Hands are some of the most frequent targets for dog bites after they are unknowingly presented to fearful dogs. That is all well and good in hindsight, but if your hand has been severely bitten by a dog, you are probably most interested in recovering and retaining as much function from the damaged tissue as possible. These four steps will walk you through the process of restoring your hand function in the aftermath of a serious dog bite.
Preventing Disease and Infection
Once a dog has bitten you and drawn blood, your first priority should always be to seek immediate medical attention. If you know or own the dog in question, have someone try to locate its rabies certification while you wait for emergency medical responders. This will help medical professionals determine which shots you need and which can be safely skipped. In all likelihood, you will be given a tetanus shot and started on antibiotics to prevent infections early.
Assessing the Damage
At the hospital, your hand will probably be put through x-rays to examine the severity of the structural damage. Dog jaws are designed to crush and rip, so it is fairly common to see multiple broken bones and torn ligaments in these cases. Lucky victims may only need stitches and a small cast, but extensive damage will need to be treated through an orthopedic service to encourage a full recovery of your motor functions.
Repairing Your Bones and Ligaments
During orthopedic surgery of the hand, crushed and lacerated bones and ligaments are pieced painstakingly back together to restore as much strength and range of motion as possible. Depending on the severity of the bite, this procedure may be relatively minor, or it could be a major surgery with months of physical therapy to follow. Additional operative processes, like repairing blood vessels, removing foreign objects and cutting out infected tissues may also take place during this time.
Monitoring Hand Function and Recovery
As much as 80 percent of all bite wounds are caused by dogs, and anywhere from 3 to 17 percent of those wounds will become infected. The harmful bacteria found in dogs' mouths, combined with their ability to bite deep and embed those bacteria out of sight, means that the incidence of post-surgical infection tends to be higher for dog bite victims. As you recover from your orthopedic surgery, watch for the classic signs of infection like heat, swelling, pain and discharge. A secondary operation at the site of the bite may be necessary to clear up this infection, so don't hesitate to inform your doctor or surgeon of any worrisome new developments.

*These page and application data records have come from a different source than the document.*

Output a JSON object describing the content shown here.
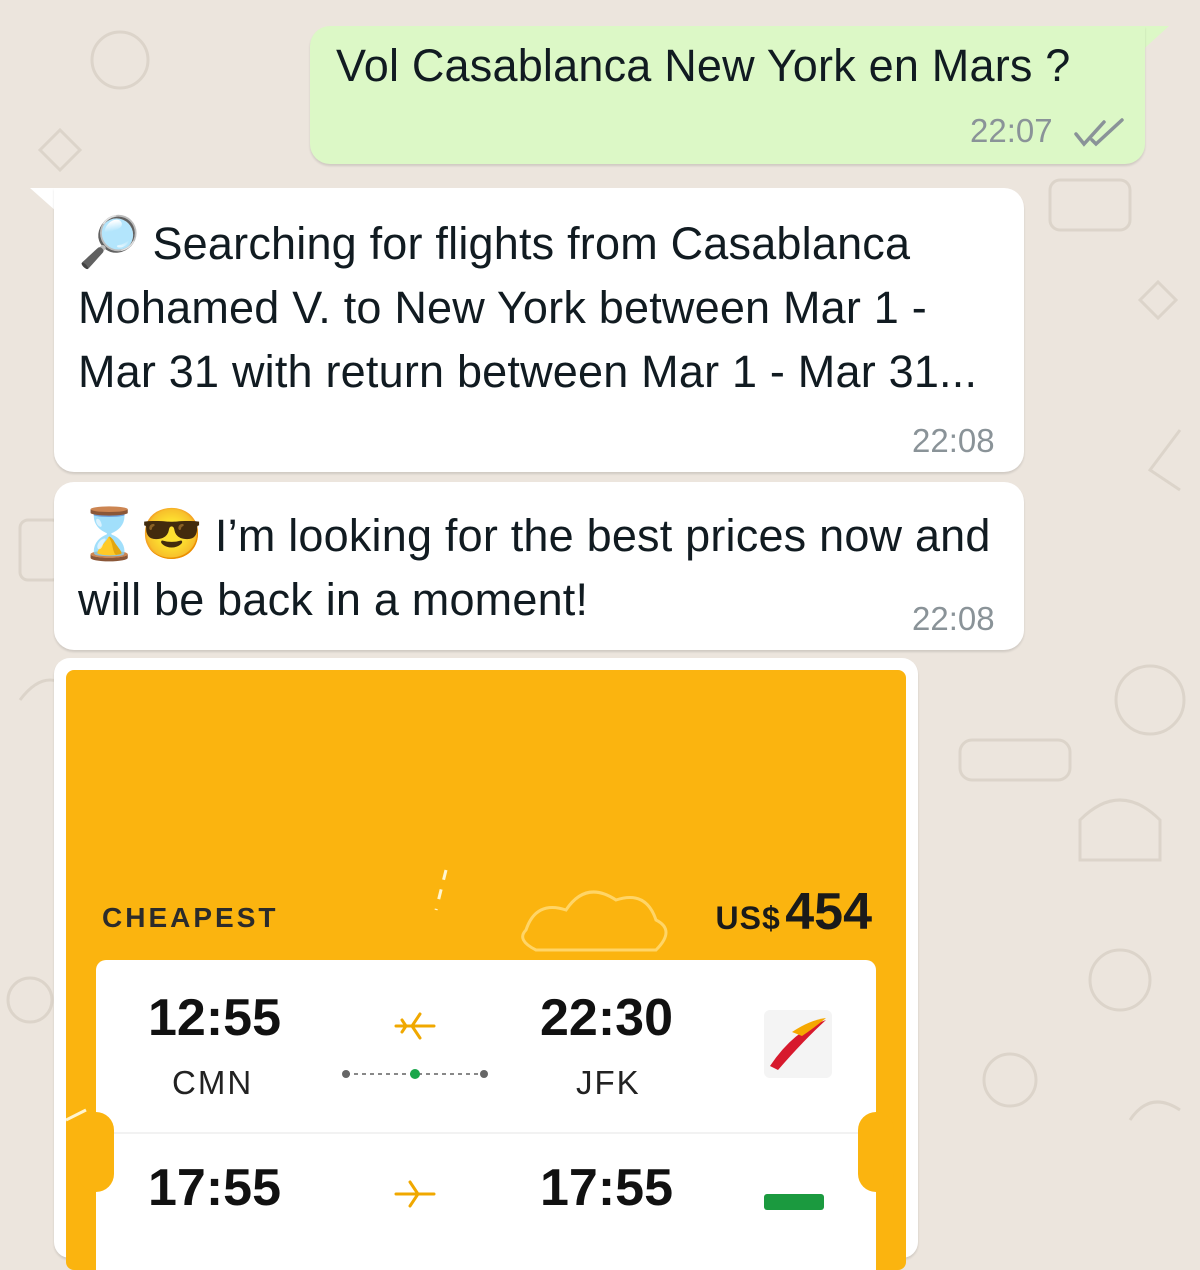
{
  "messages": {
    "outgoing_1": {
      "text": "Vol Casablanca New York en Mars ?",
      "time": "22:07",
      "status": "read"
    },
    "incoming_1": {
      "emoji": "🔎",
      "text": "Searching for flights from Casablanca Mohamed V. to New York between Mar 1 - Mar 31 with return between Mar 1 - Mar 31...",
      "time": "22:08"
    },
    "incoming_2": {
      "emoji": "⌛😎",
      "text": "I’m looking for the best prices now and will be back in a moment!",
      "time": "22:08"
    }
  },
  "flight_card": {
    "label": "CHEAPEST",
    "currency": "US$",
    "price": "454",
    "accent_color": "#fbb40f",
    "outbound": {
      "depart_time": "12:55",
      "depart_code": "CMN",
      "arrive_time": "22:30",
      "arrive_code": "JFK",
      "airline_logo": "iberia-logo"
    },
    "return": {
      "depart_time": "17:55",
      "arrive_time": "17:55",
      "airline_logo": "tap-logo"
    }
  }
}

For an orthopedic doctor, contact an office such as Ultimate Sports.